*** Material supplied ***
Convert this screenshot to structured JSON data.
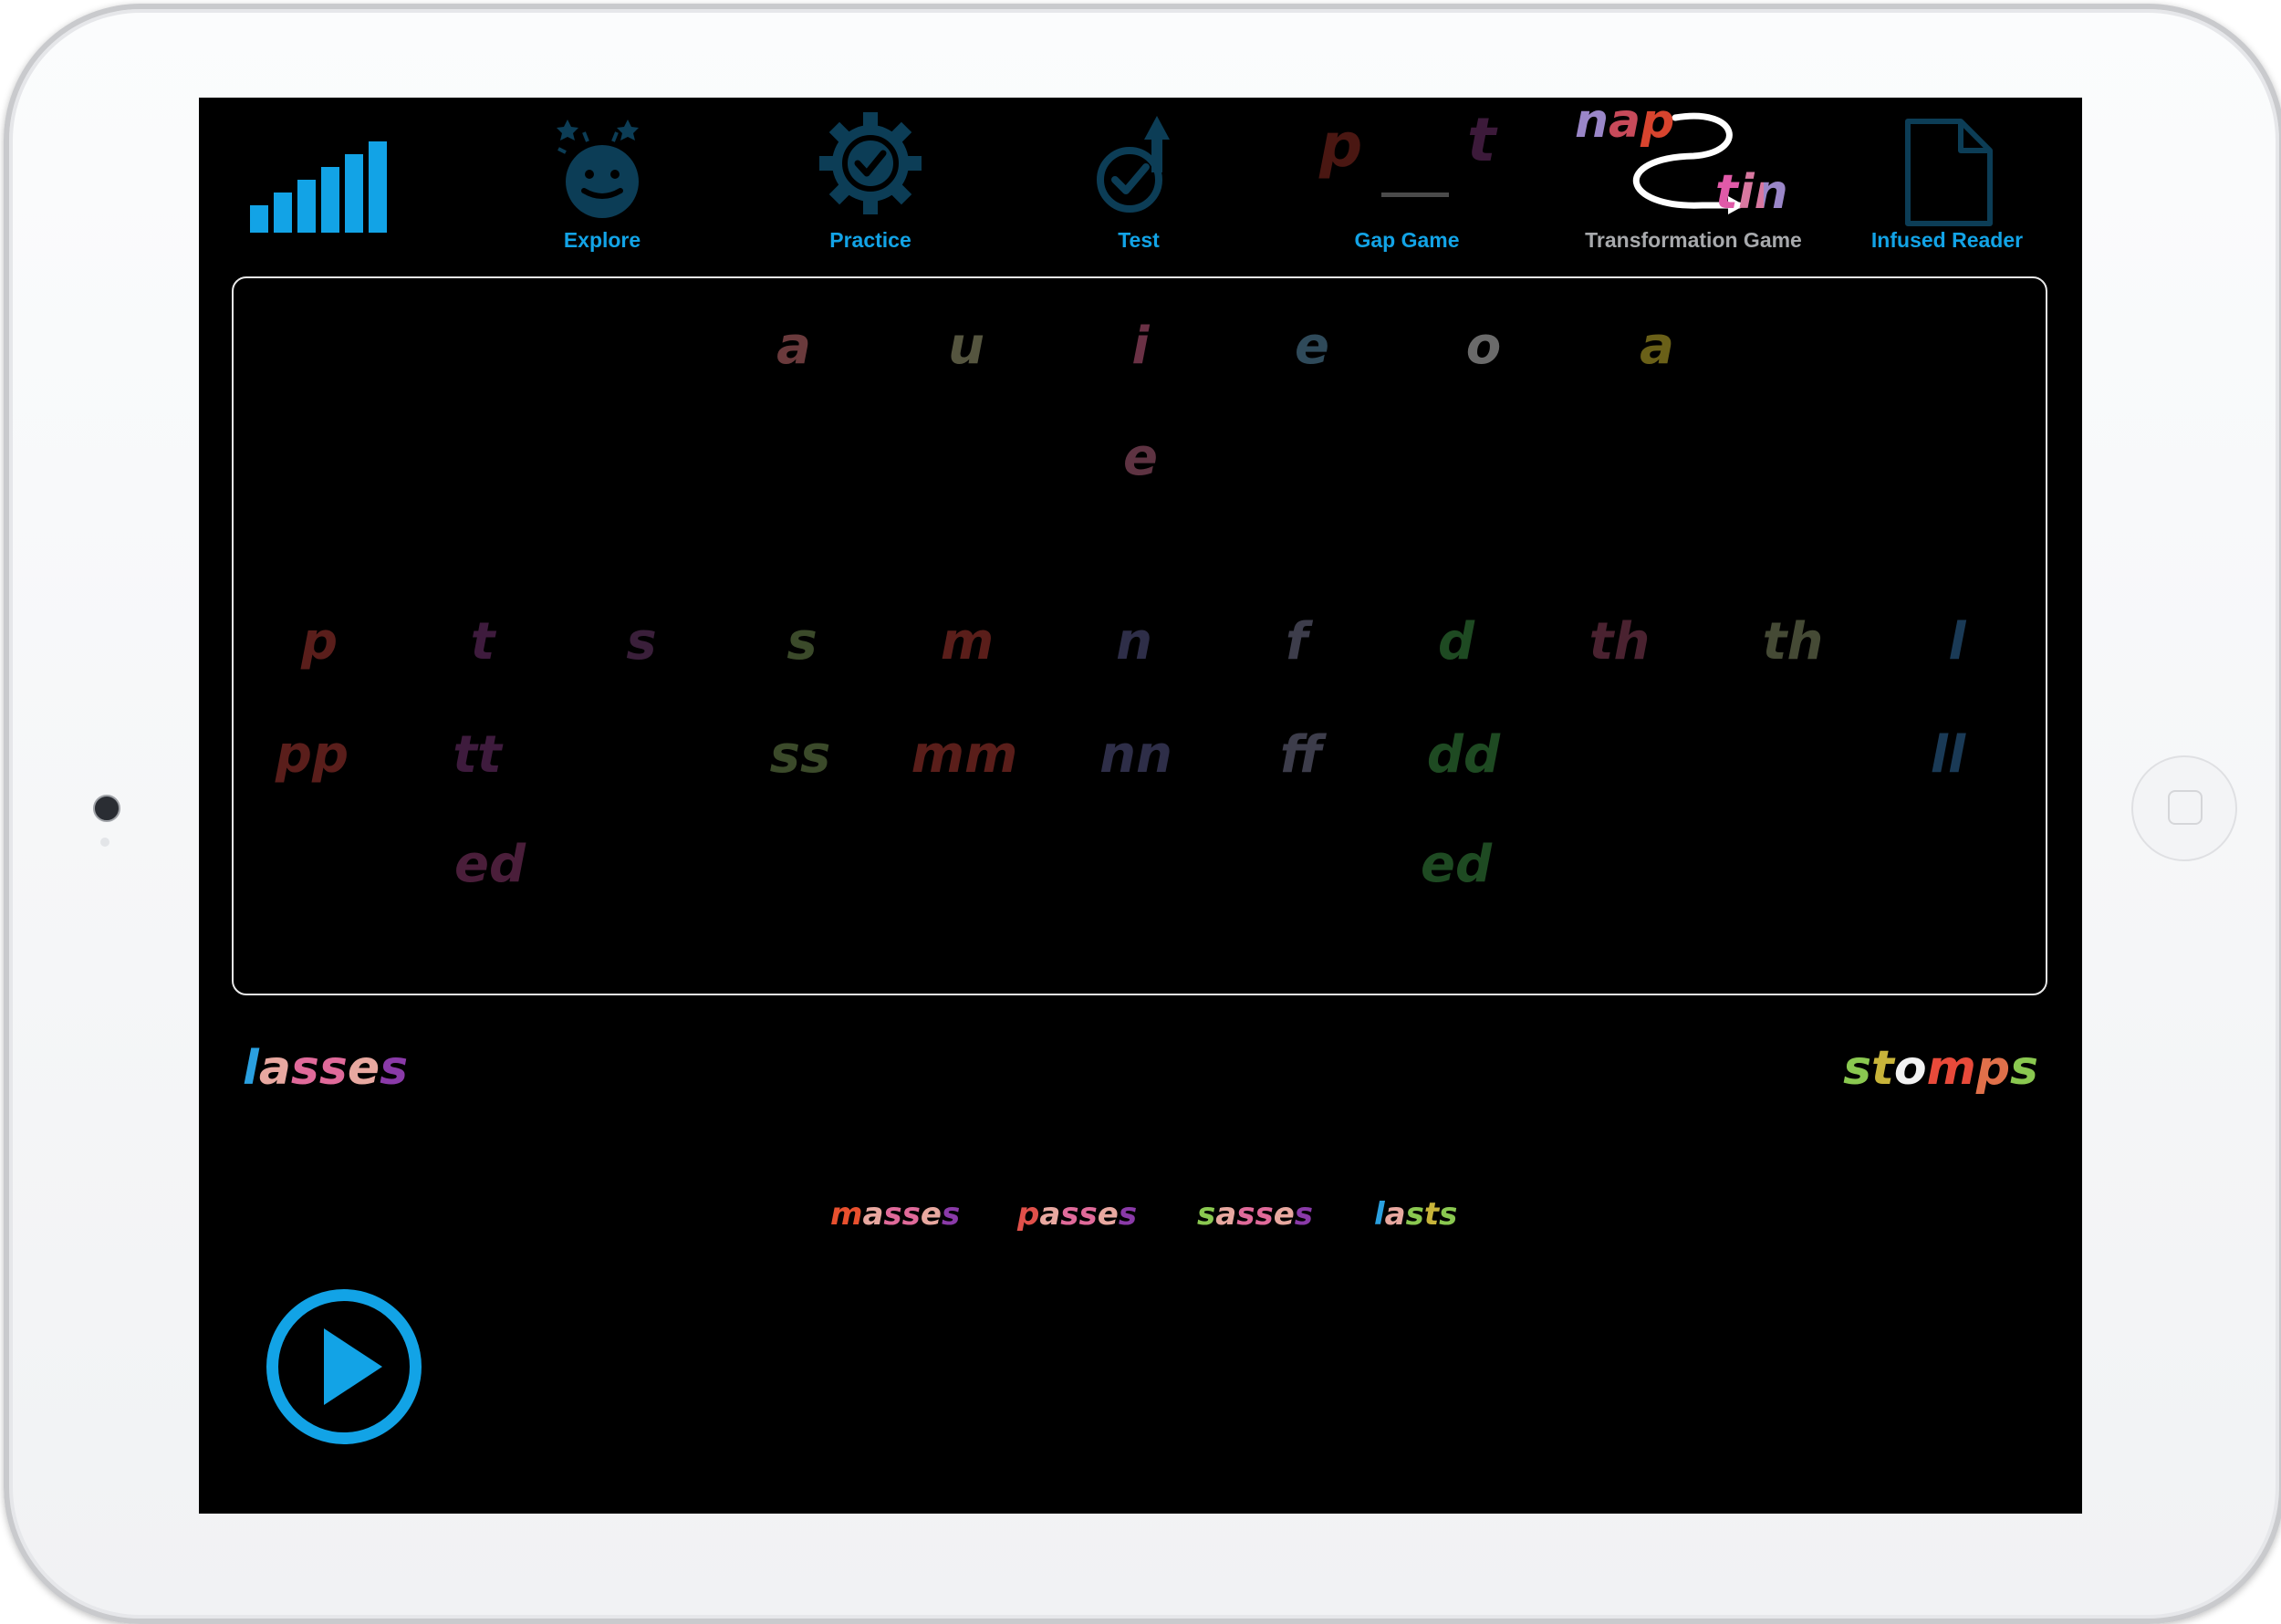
{
  "toolbar": {
    "level_icon": "signal-bars-icon",
    "explore": {
      "label": "Explore",
      "icon": "smiley-face-icon"
    },
    "practice": {
      "label": "Practice",
      "icon": "gear-check-icon"
    },
    "test": {
      "label": "Test",
      "icon": "check-arrow-icon"
    },
    "gap_game": {
      "label": "Gap Game",
      "letter_left": "p",
      "letter_right": "t"
    },
    "transformation_game": {
      "label": "Transformation Game",
      "word_top": "nap",
      "word_bottom": "tin"
    },
    "infused_reader": {
      "label": "Infused Reader",
      "icon": "document-icon"
    },
    "accent_color": "#12a3e6"
  },
  "phonemes": {
    "vowels_row1": [
      {
        "text": "a",
        "color": "#6a3a3c"
      },
      {
        "text": "u",
        "color": "#55553f"
      },
      {
        "text": "i",
        "color": "#6a3145"
      },
      {
        "text": "e",
        "color": "#2f4a5a"
      },
      {
        "text": "o",
        "color": "#6a6a6a"
      },
      {
        "text": "a",
        "color": "#6a6018"
      }
    ],
    "vowels_row2": [
      {
        "text": "e",
        "color": "#5e3342"
      }
    ],
    "consonants_row1": [
      {
        "text": "p",
        "color": "#5a1e1b"
      },
      {
        "text": "t",
        "color": "#3e1b3d"
      },
      {
        "text": "s",
        "color": "#3a1f3a"
      },
      {
        "text": "s",
        "color": "#3b4a2a"
      },
      {
        "text": "m",
        "color": "#5a1e1a"
      },
      {
        "text": "n",
        "color": "#2e2e48"
      },
      {
        "text": "f",
        "color": "#3d3d4b"
      },
      {
        "text": "d",
        "color": "#1e4a22"
      },
      {
        "text": "th",
        "color": "#4a2230"
      },
      {
        "text": "th",
        "color": "#454a35"
      },
      {
        "text": "l",
        "color": "#1a3a56"
      }
    ],
    "consonants_row2": [
      {
        "text": "pp",
        "color": "#5a1e1b"
      },
      {
        "text": "tt",
        "color": "#3e1b3d"
      },
      {
        "text": "ss",
        "color": "#3b4a2a"
      },
      {
        "text": "mm",
        "color": "#5a1e1a"
      },
      {
        "text": "nn",
        "color": "#2e2e48"
      },
      {
        "text": "ff",
        "color": "#3d3d4b"
      },
      {
        "text": "dd",
        "color": "#1e4a22"
      },
      {
        "text": "ll",
        "color": "#1a3a56"
      }
    ],
    "consonants_row3": [
      {
        "text": "ed",
        "color": "#4a1e3a"
      },
      {
        "text": "ed",
        "color": "#1e4a22"
      }
    ]
  },
  "start_word": {
    "letters": [
      {
        "text": "l",
        "color": "#2aa0e0"
      },
      {
        "text": "a",
        "color": "#e8a8a0"
      },
      {
        "text": "ss",
        "color": "#e06a9a"
      },
      {
        "text": "e",
        "color": "#e8a8a0"
      },
      {
        "text": "s",
        "color": "#8a3aa8"
      }
    ]
  },
  "target_word": {
    "letters": [
      {
        "text": "s",
        "color": "#8ac850"
      },
      {
        "text": "t",
        "color": "#c8b43a"
      },
      {
        "text": "o",
        "color": "#f2f2f2"
      },
      {
        "text": "m",
        "color": "#e84a3a"
      },
      {
        "text": "p",
        "color": "#e0704a"
      },
      {
        "text": "s",
        "color": "#8ac850"
      }
    ]
  },
  "history_words": [
    {
      "letters": [
        {
          "text": "m",
          "color": "#e8502e"
        },
        {
          "text": "a",
          "color": "#e8a8a0"
        },
        {
          "text": "ss",
          "color": "#e06a9a"
        },
        {
          "text": "e",
          "color": "#e8a8a0"
        },
        {
          "text": "s",
          "color": "#8a3aa8"
        }
      ]
    },
    {
      "letters": [
        {
          "text": "p",
          "color": "#e0504a"
        },
        {
          "text": "a",
          "color": "#e8a8a0"
        },
        {
          "text": "ss",
          "color": "#e06a9a"
        },
        {
          "text": "e",
          "color": "#e8a8a0"
        },
        {
          "text": "s",
          "color": "#8a3aa8"
        }
      ]
    },
    {
      "letters": [
        {
          "text": "s",
          "color": "#8ac850"
        },
        {
          "text": "a",
          "color": "#e8a8a0"
        },
        {
          "text": "ss",
          "color": "#e06a9a"
        },
        {
          "text": "e",
          "color": "#e8a8a0"
        },
        {
          "text": "s",
          "color": "#8a3aa8"
        }
      ]
    },
    {
      "letters": [
        {
          "text": "l",
          "color": "#2aa0e0"
        },
        {
          "text": "a",
          "color": "#e8a8a0"
        },
        {
          "text": "s",
          "color": "#8ac850"
        },
        {
          "text": "t",
          "color": "#c8b43a"
        },
        {
          "text": "s",
          "color": "#8ac850"
        }
      ]
    }
  ],
  "play_button": {
    "icon": "play-icon",
    "color": "#12a3e6"
  }
}
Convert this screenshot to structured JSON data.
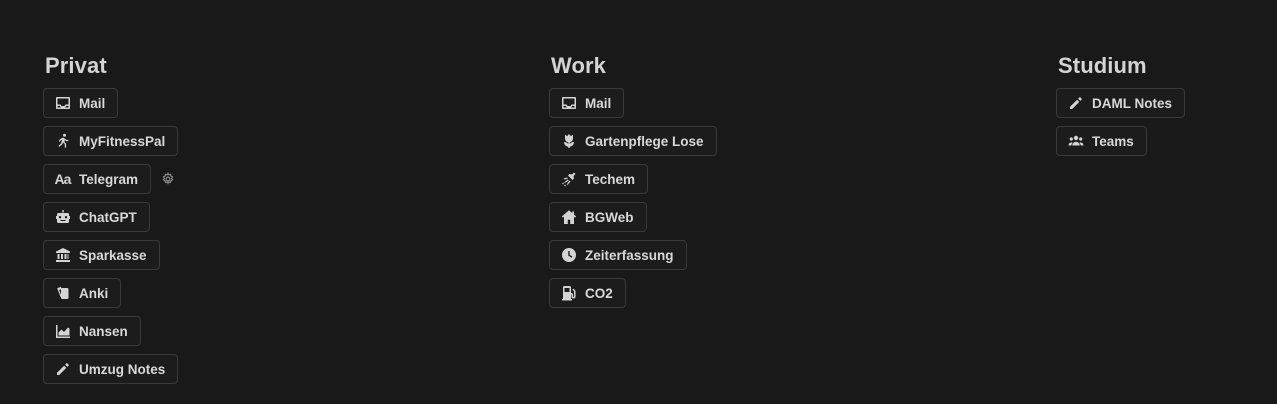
{
  "columns": {
    "privat": {
      "title": "Privat",
      "items": [
        {
          "label": "Mail",
          "icon": "inbox-icon"
        },
        {
          "label": "MyFitnessPal",
          "icon": "running-icon"
        },
        {
          "label": "Telegram",
          "icon": "text-aa-icon"
        },
        {
          "label": "ChatGPT",
          "icon": "robot-icon"
        },
        {
          "label": "Sparkasse",
          "icon": "bank-icon"
        },
        {
          "label": "Anki",
          "icon": "cards-icon"
        },
        {
          "label": "Nansen",
          "icon": "chart-icon"
        },
        {
          "label": "Umzug Notes",
          "icon": "pencil-icon"
        }
      ],
      "text_icon": "Aa"
    },
    "work": {
      "title": "Work",
      "items": [
        {
          "label": "Mail",
          "icon": "inbox-icon"
        },
        {
          "label": "Gartenpflege Lose",
          "icon": "flower-icon"
        },
        {
          "label": "Techem",
          "icon": "shower-icon"
        },
        {
          "label": "BGWeb",
          "icon": "home-icon"
        },
        {
          "label": "Zeiterfassung",
          "icon": "clock-icon"
        },
        {
          "label": "CO2",
          "icon": "fuel-icon"
        }
      ]
    },
    "studium": {
      "title": "Studium",
      "items": [
        {
          "label": "DAML Notes",
          "icon": "pencil-icon"
        },
        {
          "label": "Teams",
          "icon": "people-icon"
        }
      ]
    }
  }
}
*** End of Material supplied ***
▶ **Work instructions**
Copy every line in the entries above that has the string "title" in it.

▶ **Completed exercise**
      "title": "Privat",
      "title": "Work",
      "title": "Studium",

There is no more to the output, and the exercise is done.